suggested that having seen what they had said in Judge
Browns courtroom I doubted that any would settle
and certainly not all three. He assured me that they all


would. While skeptical, I asked if I could sit in on the

first conference, to which he kindly consented.
The first was a case of a cow that had wandered
into a neighbors yard breaking fences and destroying
his vegetable crops. The claimed damages were in
excess of $1,000.00, which put the plaintiffs livelihood
and family into a perfectly desperate situation. They had
struggled to survive for three years until finally
managing to get into court. The fence had not yet been
repaired, although patching had become a constant
need. The ground that had been laboriously hand tilled
every year had only recently yielded a crop resembling
the routine production of the field prior to the cows
rampage. The defense attorney acknowledged that his
clients cow had in fact entered the field but claimed
that the entry was due to an open gate and that at any
rate the cow had not in any way caused anything close
to the extent of damage claimed. At the conference the
attorneys argued for about an hour, interrupting each
other constantly. Judge Feldspar said very little, only
occasionally inquiring sincerely into some detail of the
story. After hearing the attorneys at length, Judge
Feldspar sent them out to settle the case.
When the second case was conferenced I saw the
process repeated. After sending the second tandem to
the hallway, the judge offered me another brandy and
another cigar and, announcing that he needed a break,
sat down to read correspondence. I asked Judge
Feldspar what would happen next. He said that after the
third conference he would wait for the settlements until
lunch. I suggested that I had other things to accomplish
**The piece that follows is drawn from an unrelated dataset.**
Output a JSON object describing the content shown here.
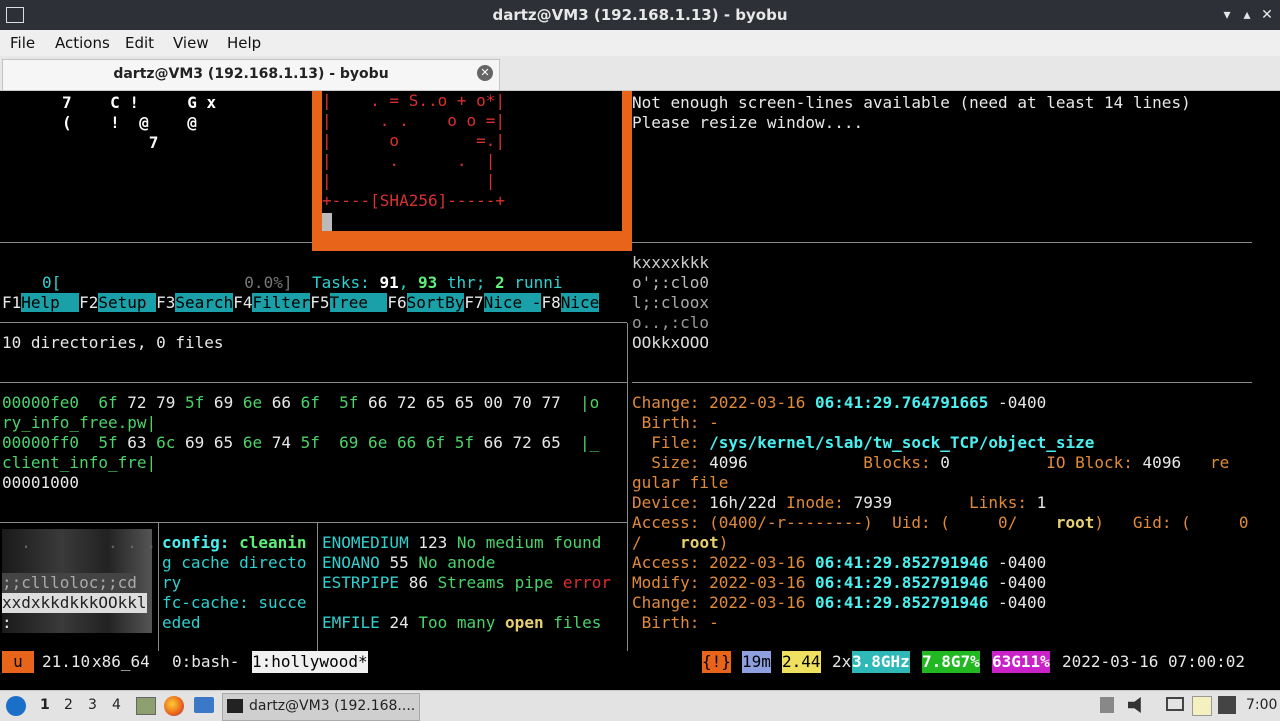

that day, thanked him very much, and by his leave

would check back later. He thought that would be fine.
I returned at 3:00 p.m., and to my amazement the
courtroom remained equally dark. Judge Feldspar had
retired for the day, and none of the attorneys was
around. When I expressed astonishment to his staff that
all three cases had settled they told me that the cases
had not, but the judge had recessed court for the day,
and all would return at 9:30 a.m. with their parties and
witnesses, ready to start trial.
Sure enough at 9:30 a.m. the next morning the
parties were there sitting, standing, or smoking in the
hall although Judge Feldspar had not yet arrived. The
judge arrived promptly at 10:00 a.m., greeted the
attorneys, and chatted briefly with each tandem. The
judge remained in chambers until 12:30 p.m. when the
court broke for lunch. He returned at 1:30 p.m. in the
afternoon, and as the afternoon wore on he occasionally
chatted with counsel. Court recessed at 3:30 p.m., still
without anyone having entered the courtroom. The
parties ready for trial were told to return the next day.
On the third day, to my astonishment, one case
had indeed settled and only four lawyerswithout
parties or witnesseswere present. A series of
messengers came running back and forth to the
attorneys who were sitting idly awaiting the judge.
Over the next week I observed the attorneys, without
clients, whiling their time away, day by day, sometimes
engaging in a game of backgammon, sometimes reading
the paper, sometimes studying other files. On one


occasion I saw that a defendant himself was present, but

he was reading The Count of Monte Cristo in the hallway.
On the fourth day only one set of attorneys was
present. I inquired of those attorneys. They said the
other remaining case had settled, but since both of their
clients were wealthy and it was a nasty business dispute
between former partners, they would simply wait until
the judge was finally ready to start the trial. While they
did not admit to enjoying the sport, they did
acknowledge that their firms (two of the biggest and
most highly regarded in the city) were billing 6 hours a
day while they sat in the hallway doing work for other
clients. When I later inquired of senior members of the
bar about this strange practice they said these remaining
lawyers were on a fools errand. To their knowledge,
after the first five years of his distinguished twenty-year
judicial career Judge Feldspar had never entered a
courtroom. Nonetheless, he was well respected by
other judges as a great settlement judge.
MARCH 1, 2017